◆ Work instruction ◆
Go through the records below and report each line with "Qatar" in it.
Data to use Block Start
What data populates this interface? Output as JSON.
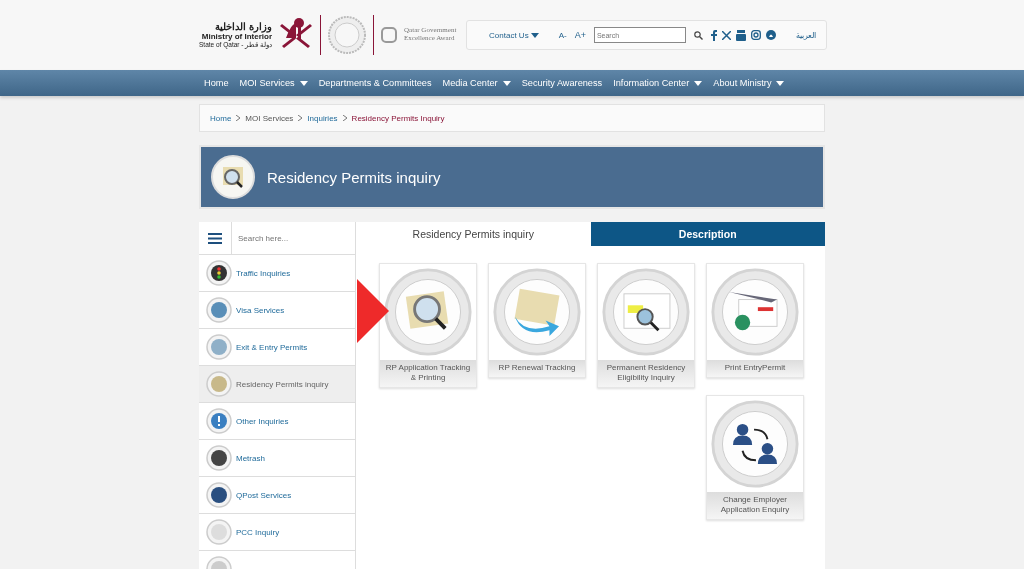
{
  "header": {
    "logo_arabic": "وزارة الداخلية",
    "logo_title": "Ministry of Interior",
    "logo_subtitle": "State of Qatar - دولة قطر",
    "award_text": "Qatar Government Excellence Award",
    "contact": "Contact Us",
    "font_decrease": "A-",
    "font_increase": "A+",
    "search": {
      "placeholder": "Search"
    },
    "language": "العربية"
  },
  "nav": [
    {
      "label": "Home",
      "dropdown": false
    },
    {
      "label": "MOI Services",
      "dropdown": true
    },
    {
      "label": "Departments & Committees",
      "dropdown": false
    },
    {
      "label": "Media Center",
      "dropdown": true
    },
    {
      "label": "Security Awareness",
      "dropdown": false
    },
    {
      "label": "Information Center",
      "dropdown": true
    },
    {
      "label": "About Ministry",
      "dropdown": true
    }
  ],
  "breadcrumb": [
    {
      "label": "Home",
      "kind": "link"
    },
    {
      "label": "MOI Services",
      "kind": "plain"
    },
    {
      "label": "Inquiries",
      "kind": "link"
    },
    {
      "label": "Residency Permits Inquiry",
      "kind": "current"
    }
  ],
  "banner": {
    "title": "Residency Permits inquiry"
  },
  "sidebar": {
    "search": {
      "placeholder": "Search here..."
    },
    "items": [
      {
        "label": "Traffic Inquiries",
        "selected": false
      },
      {
        "label": "Visa Services",
        "selected": false
      },
      {
        "label": "Exit & Entry Permits",
        "selected": false
      },
      {
        "label": "Residency Permits inquiry",
        "selected": true
      },
      {
        "label": "Other Inquiries",
        "selected": false
      },
      {
        "label": "Metrash",
        "selected": false
      },
      {
        "label": "QPost Services",
        "selected": false
      },
      {
        "label": "PCC Inquiry",
        "selected": false
      }
    ]
  },
  "tabs": [
    {
      "label": "Residency Permits inquiry",
      "selected": true
    },
    {
      "label": "Description",
      "selected": false
    }
  ],
  "services": [
    {
      "label": "RP Application Tracking & Printing"
    },
    {
      "label": "RP Renewal Tracking"
    },
    {
      "label": "Permanent Residency Eligibility Inquiry"
    },
    {
      "label": "Print EntryPermit"
    },
    {
      "label": "Change Employer Application Enquiry"
    }
  ]
}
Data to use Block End
◆ Output for this exercise ◆
    "logo_subtitle": "State of Qatar - دولة قطر",
    "award_text": "Qatar Government Excellence Award",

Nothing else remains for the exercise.